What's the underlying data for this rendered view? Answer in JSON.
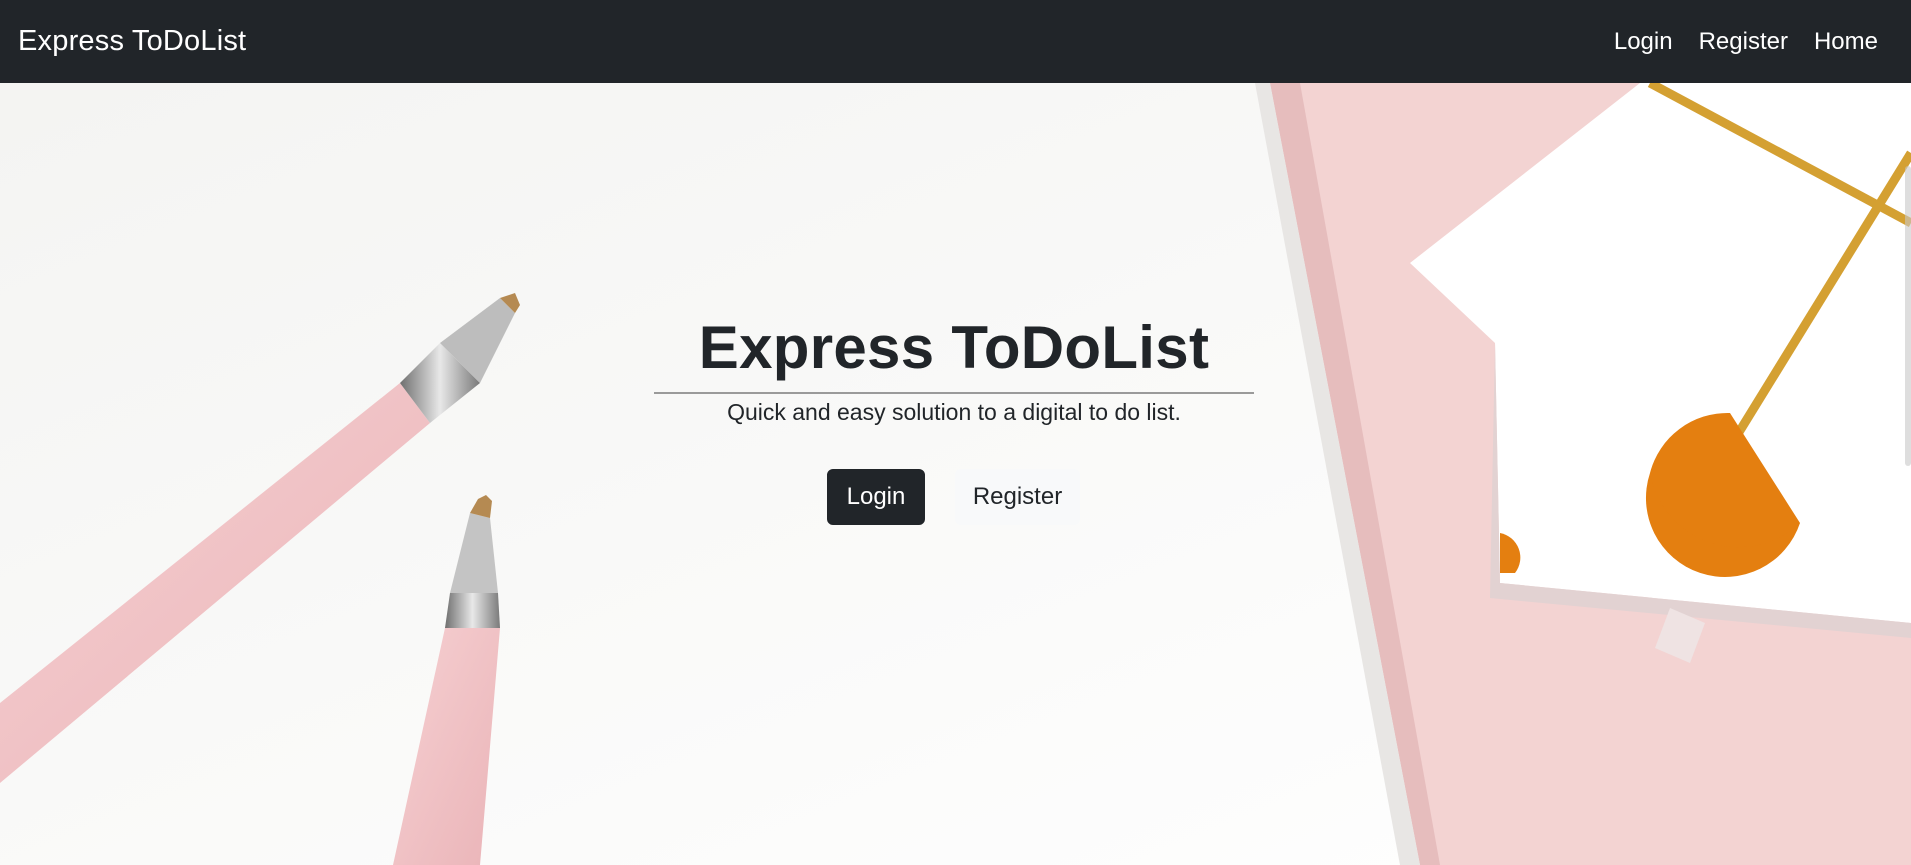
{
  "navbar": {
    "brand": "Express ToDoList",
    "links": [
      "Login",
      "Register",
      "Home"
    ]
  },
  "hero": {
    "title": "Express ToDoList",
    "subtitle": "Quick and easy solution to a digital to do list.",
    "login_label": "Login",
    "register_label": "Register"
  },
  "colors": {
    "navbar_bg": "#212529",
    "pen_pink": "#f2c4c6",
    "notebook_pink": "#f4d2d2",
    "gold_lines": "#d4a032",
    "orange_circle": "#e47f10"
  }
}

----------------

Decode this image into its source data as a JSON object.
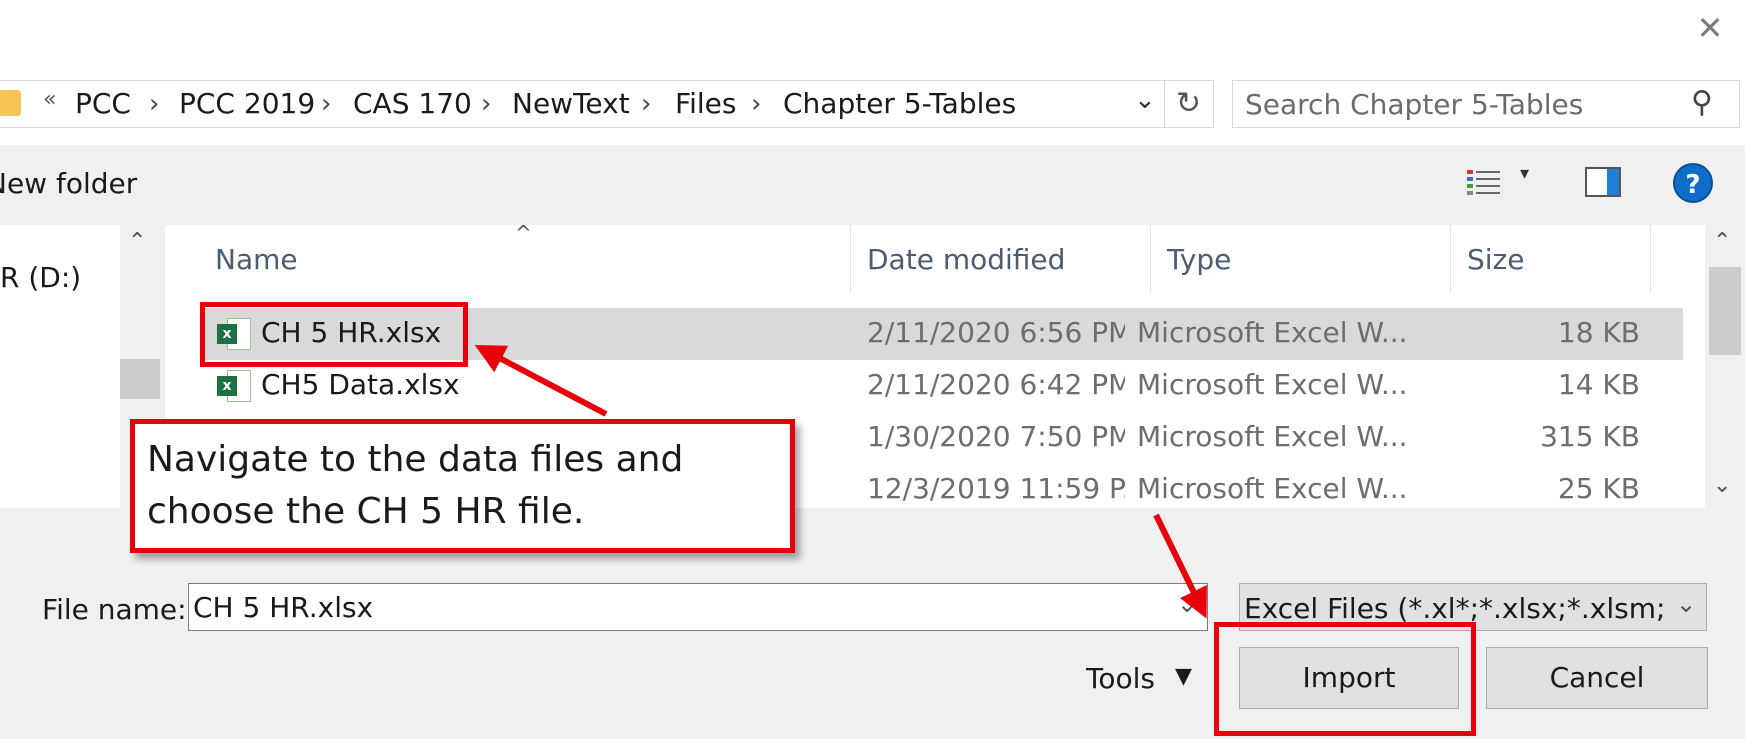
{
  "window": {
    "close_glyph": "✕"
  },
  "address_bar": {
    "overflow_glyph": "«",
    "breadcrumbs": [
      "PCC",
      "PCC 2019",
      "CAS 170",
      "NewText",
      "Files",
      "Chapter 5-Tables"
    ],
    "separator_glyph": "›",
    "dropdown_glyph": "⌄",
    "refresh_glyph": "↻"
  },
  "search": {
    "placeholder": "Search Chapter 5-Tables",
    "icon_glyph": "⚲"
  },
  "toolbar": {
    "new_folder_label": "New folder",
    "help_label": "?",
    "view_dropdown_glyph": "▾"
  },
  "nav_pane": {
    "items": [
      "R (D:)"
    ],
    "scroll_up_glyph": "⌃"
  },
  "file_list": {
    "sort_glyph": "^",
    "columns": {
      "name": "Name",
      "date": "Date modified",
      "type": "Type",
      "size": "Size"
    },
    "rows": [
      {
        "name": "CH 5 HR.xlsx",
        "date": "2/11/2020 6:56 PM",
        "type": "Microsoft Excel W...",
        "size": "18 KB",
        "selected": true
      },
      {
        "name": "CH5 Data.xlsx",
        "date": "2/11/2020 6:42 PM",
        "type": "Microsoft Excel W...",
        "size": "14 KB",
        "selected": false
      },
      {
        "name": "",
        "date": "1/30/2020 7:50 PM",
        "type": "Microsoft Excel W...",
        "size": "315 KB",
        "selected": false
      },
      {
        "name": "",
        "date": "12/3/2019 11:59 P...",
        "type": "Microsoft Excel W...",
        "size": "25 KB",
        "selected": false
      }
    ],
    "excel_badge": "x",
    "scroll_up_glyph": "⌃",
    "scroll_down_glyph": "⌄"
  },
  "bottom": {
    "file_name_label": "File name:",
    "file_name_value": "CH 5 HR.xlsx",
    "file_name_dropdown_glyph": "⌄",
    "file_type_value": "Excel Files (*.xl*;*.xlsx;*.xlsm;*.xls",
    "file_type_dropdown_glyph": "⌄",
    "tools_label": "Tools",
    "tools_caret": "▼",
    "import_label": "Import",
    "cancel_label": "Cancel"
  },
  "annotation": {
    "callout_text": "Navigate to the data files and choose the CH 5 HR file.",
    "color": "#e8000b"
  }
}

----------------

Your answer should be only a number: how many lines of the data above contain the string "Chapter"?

2